The Breakflip is not that big a blaster. While I was worried at first that it would be quite bulky (thus making it a pain to pack into luggage), it is on the whole quite well sized. I’d estimate it to be very similar to a Roughcut, though I haven’t had a Roughcut for a while.
Note that my model has a range claim of 15m.
Range is unimpressive at about 9-10m very consistently. About the same as the other BoomCo blasters I’ve tested.
Accuracy is, as expected for a BoomCo product, impressively good. At full range in the range test, I was getting a spread of about 20cm in diameter, which by Nerf standards is ridiculously good. Hitting a human sized target at full range is pretty much guaranteed, and hitting smaller targets such as soft drink cans can be done with a bit of practice.
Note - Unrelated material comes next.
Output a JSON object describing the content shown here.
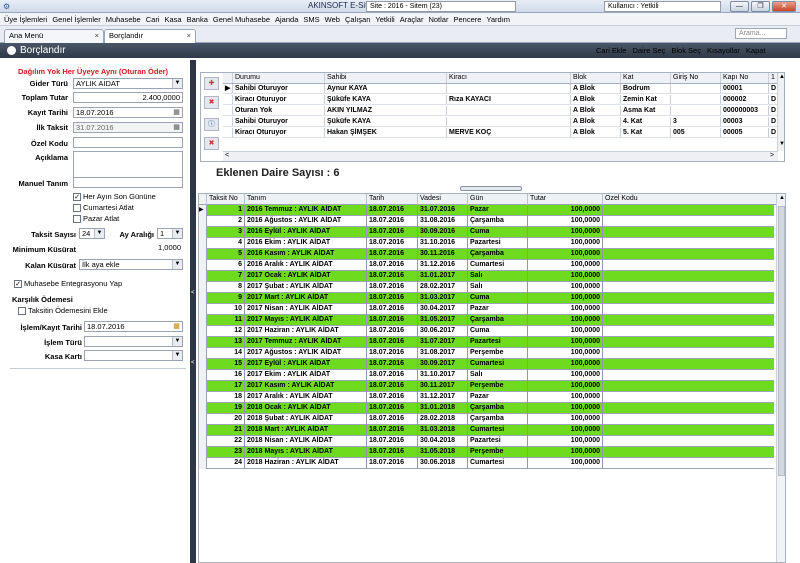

Rate of fire is a bit of a surprise. The Breakflip has slam-fire (hold the trigger down and repeatedly prime to repeatedly fire), which doesn’t suit a blaster of this style as the technique required for highest ROF is utterly impractical. Regardless it is possible to achieve about 4 darts per second with a two handed grip. A one handed flick prime can get just under 2 darts per second depending on which clip is used.
The Breakflip is a reasonably solid all round blaster. Though it doesn’t quite have the stable ROF to contend with pump actions like EATs for rapid fire (though the two-handed technique does get close), the Breakflip’s exceptional accuracy is a major advantage over most foam dart blasters. The one-handability is a significant feature that offers a good amount of versatility, especially with the exposed clips allowing for reloading on-the-fly. Perhaps the biggest disadvantage the Breakflip has is a slight range deficit, but that can be covered up with good movement and use of cover. Overall I think that with some spare clips and flick-priming practice, the Breakflip can be a very effective blaster.
Value and Summary:
I purchased my Breakflip in Malaysia for 108RM (36AUD or 25USD at the time), which by Malaysian standards is actually quite cheap. The Strongarm for instance is ~70RM (23.3AUD or 16.3USD), while a Cycloneshock is ~100RM (33.33AUD or 23.33USD). Even a Buzz Bee Blastzooka is ~87RM (29AUD or 20.30USD). While the Breakflip is not the most practical blaster out there, and it does have a few ergonomic and usability issues, it’s a lot of fun to use and with practice, can be quite effective. I’d certainly recommend giving it a look.
Unfortunately very minimal. Though BoomCo mods in general are severely under-documented, not a whole lot appears to be doable or effective for the Breakflip. Its spring is very difficult to swap, and there are few other parts that are worth altering/removing. The most effective mod is actually one that has nothing to do with the Breakflip, instead altering the clip itself. This mod is known as the “sniper clip” mod. Filling in all of the unwanted vent holes in the clip can provide a substantial performance boost depending on the blaster. The above link also has links to a lot of data comparing stock clips with these “sniper clips”. Though the velocities and ranges are significantly below what I would consider “standard” modded Elite blasters (spring swaps, overvolted flywheelers), the incredible accuracy remains as the Breakflip’s big advantage, and that alone keeps it viable and usable.
A link to the review I posted on my own blog: link